Page after page everything looks pixel perfect … until you come to the contact form. Imagine your horror as you click into the first textbox and the whole screen zooms in so pretty much the only thing visible is one giant input field! Sadly this nightmare scenario is a reality on many devices, especially those made by Apple Inc.

Googling for a solution to this annoying issue often yields the suggestion of setting the font-size on the input to 16px. Whilst this does solve the problem on many devices it still spoils your carefully crafted design. If you’ve set the input to be font-size: 12px then that’s how you want it to display!

The other popular solution is to disable zooming on the page entirely by setting user-scalable=0 within the viewport meta tag. This idea works well in practise, however it’s not very user friendly – some users may want (or need) to zoom into parts of your page.

If we could evolve this second idea to disable zooming temporarily – specifically, long enough for the device to believe it’s not allowed to interfere with the zoom level – then we may be onto something …

MobileDeviceZooming 3.2 Main

the solution

As mentioned above, the key here is to trick the device into thinking it’s not allowed to zoom when a user clicks a form field.
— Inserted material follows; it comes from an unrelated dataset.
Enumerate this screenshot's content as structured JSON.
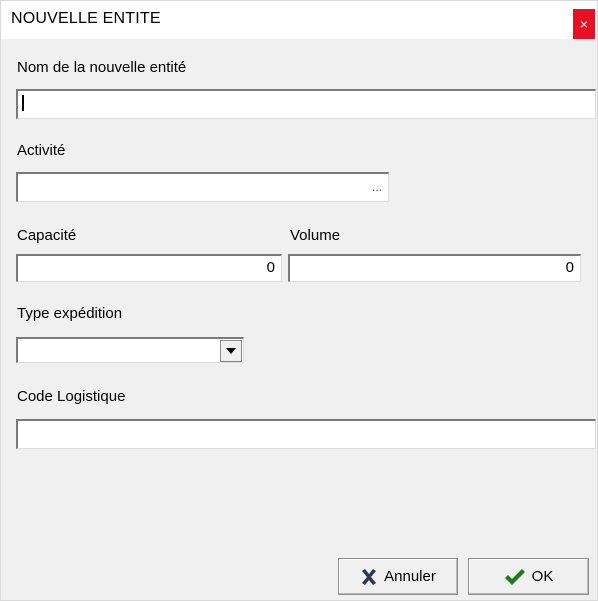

The simplest way to do this is with javascript (note that we're running jQuery here as well):

var $objHead = $( 'head' );

// define a function to disable zooming
var zoomDisable = function() {
    $objHead.find( 'meta[name=viewport]' ).remove();
    $objHead.prepend( '<meta name="viewport" 
        content="width=device-width, initial-scale=1.0, user-scalable=0" />' );

// ... and another to re-enable it
var zoomEnable = function() {
    $objHead.find( 'meta[name=viewport]' ).remove();
    $objHead.prepend( '<meta name="viewport" 
        content="width=device-width, initial-scale=1.0, user-scalable=1" />');

// if the device is an iProduct, apply the fix whenever the users touches an input
if( navigator.userAgent.length && /iPhone|iPad|iPod/i.test( navigator.userAgent ) ) {
    // define as many target fields as your like 
    $( ".search-form input, .contact-form input" )
        .on( { 'touchstart' : function() { zoomDisable() } } )
        .on( { 'touchend' : function() { setTimeout( zoomEnable , 500 ) } } );

There’s no real magic in this solution – all we need to do is wait for a user touch event and, at that point, update the page meta tag so that zooming is disabled. When the touch action ends we simply re-enable the zoom behaviour after a short delay. Our page design will remain unchanged and the user will be unaware that anything out of the ordinary has occurred!

Did you know that your Internet Explorer browser is out of date? To get the best experience on our website we recommend that you upgrade your browser.